About two years ago I started a small business with a friend. This friend of mine was going to be the laborer and I, the funder. After completing a really big project, we reconciled with the banks, the investors, and each other. What materialized was the realization that the company actually cost us more money then what we had made the previous year. While this was of no surprise to me, it was to my partner. He fully expected the first big project to pay all the bills and leave profit for us to share. Here’s the reality: That’s just not how most small businesses get started.
The small business of being a basketball official is no different. And each year you invest in your business (being a referee) and in your product (YOU) in hopes of having a positive return. But as you may already know, the return on your investment is not always immediate.
Very rarely do you attend a camp and get hired the first time. Rarely do you get hired in a league and in the first year get all of your camp spending money back in a single season. Most investments should be viewed through a long-term lens. And in my experience, the more money I want to earn the more money (and time) I must invest; however, there comes a time when the spending needs to STOP. So what I encourage you to do at the end of this officiating camp season is really evaluate this one aspect of your business — evaluate your camp spending through a business lens.
Can you honestly evaluate your camp spending? Are you able to look at the camps you attend, both as a clinician and as a camper, to determine if they are truly advancing your officiating business? If not, do you have a mentor who can evaluate it for you? Remember when I wrote about mentors? Maybe you have a financial mentor that can look at your spending through a financial lens.
This August, I want you and/or your mentor to take the time to look at your money and determine if where you spent your money is truly moving your business forward.

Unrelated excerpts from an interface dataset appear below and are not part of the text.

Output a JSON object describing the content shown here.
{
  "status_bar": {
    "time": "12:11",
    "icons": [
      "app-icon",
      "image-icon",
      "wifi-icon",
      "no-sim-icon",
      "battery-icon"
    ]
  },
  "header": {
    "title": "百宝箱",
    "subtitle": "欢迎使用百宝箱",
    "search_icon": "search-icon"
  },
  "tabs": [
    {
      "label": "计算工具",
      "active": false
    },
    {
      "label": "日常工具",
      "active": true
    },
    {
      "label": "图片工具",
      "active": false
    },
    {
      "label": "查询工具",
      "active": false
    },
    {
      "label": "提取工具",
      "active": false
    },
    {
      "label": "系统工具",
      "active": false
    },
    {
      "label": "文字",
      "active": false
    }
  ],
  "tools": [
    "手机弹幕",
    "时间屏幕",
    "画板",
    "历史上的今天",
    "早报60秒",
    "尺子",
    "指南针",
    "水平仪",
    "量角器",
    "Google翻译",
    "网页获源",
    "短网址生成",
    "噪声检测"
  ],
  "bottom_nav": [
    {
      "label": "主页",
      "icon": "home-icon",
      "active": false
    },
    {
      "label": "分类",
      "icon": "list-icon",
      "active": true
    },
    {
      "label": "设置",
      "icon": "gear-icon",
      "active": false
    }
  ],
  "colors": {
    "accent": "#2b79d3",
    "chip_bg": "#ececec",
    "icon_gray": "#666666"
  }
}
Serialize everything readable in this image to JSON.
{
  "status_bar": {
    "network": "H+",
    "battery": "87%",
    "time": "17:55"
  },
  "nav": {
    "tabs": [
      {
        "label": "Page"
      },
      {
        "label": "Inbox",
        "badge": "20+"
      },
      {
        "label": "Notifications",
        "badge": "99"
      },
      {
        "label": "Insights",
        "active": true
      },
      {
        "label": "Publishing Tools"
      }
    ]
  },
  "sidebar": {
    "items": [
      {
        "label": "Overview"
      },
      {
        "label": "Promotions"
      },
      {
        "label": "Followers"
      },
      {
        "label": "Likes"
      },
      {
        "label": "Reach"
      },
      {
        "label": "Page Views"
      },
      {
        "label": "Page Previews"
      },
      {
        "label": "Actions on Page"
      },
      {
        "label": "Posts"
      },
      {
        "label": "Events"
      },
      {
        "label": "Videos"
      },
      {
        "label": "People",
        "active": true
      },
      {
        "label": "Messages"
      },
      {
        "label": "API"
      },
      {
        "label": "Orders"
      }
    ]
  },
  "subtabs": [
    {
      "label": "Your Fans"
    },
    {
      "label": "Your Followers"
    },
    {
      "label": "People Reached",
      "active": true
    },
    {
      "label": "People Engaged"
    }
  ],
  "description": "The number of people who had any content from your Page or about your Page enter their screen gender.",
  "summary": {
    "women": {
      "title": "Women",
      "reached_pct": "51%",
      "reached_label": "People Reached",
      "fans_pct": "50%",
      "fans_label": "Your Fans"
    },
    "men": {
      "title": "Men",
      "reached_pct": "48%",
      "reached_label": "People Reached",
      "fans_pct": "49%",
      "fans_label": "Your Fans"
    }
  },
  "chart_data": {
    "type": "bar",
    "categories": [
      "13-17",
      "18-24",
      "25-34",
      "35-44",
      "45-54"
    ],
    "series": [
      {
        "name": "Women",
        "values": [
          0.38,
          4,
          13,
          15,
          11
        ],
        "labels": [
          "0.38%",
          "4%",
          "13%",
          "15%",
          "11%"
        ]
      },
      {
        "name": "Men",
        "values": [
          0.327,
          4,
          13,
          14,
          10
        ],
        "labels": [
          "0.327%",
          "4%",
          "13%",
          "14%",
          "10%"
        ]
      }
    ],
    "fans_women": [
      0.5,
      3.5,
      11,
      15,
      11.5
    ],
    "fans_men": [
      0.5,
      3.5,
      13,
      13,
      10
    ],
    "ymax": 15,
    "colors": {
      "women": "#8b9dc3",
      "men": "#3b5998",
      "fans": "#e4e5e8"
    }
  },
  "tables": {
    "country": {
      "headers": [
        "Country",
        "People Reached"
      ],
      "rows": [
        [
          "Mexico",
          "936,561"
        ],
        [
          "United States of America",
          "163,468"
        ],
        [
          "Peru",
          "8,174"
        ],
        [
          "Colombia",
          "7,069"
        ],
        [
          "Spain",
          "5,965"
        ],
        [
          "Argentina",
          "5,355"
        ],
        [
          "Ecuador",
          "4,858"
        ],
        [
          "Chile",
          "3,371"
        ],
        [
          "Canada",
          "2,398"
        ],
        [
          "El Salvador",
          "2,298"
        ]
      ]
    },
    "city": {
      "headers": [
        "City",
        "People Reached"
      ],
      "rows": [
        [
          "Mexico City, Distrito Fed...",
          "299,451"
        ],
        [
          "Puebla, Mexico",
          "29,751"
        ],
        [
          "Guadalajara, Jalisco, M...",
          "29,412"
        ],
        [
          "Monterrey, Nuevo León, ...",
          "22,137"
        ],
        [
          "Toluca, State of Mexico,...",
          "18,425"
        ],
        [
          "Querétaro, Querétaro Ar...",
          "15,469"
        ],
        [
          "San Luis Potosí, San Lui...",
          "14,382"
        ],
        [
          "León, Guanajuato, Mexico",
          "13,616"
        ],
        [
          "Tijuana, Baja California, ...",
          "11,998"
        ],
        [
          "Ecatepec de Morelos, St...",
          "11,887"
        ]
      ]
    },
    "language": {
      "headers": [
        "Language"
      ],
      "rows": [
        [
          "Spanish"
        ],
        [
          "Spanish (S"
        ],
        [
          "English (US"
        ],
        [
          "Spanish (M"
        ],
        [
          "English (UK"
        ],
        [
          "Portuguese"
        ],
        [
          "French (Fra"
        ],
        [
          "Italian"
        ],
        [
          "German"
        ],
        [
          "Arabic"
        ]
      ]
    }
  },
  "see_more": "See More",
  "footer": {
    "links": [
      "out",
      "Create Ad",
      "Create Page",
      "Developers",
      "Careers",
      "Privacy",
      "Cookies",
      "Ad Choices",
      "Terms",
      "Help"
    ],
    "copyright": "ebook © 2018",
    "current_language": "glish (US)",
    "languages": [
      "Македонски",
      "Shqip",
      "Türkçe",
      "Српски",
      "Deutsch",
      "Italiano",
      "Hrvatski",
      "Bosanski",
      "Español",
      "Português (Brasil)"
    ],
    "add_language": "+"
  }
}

Let me know if you make the decision to stop spending money in certain areas OR if you decide you need to spend more money in training. Because remember – it does take money to make money. It just shouldn’t take all your money every year.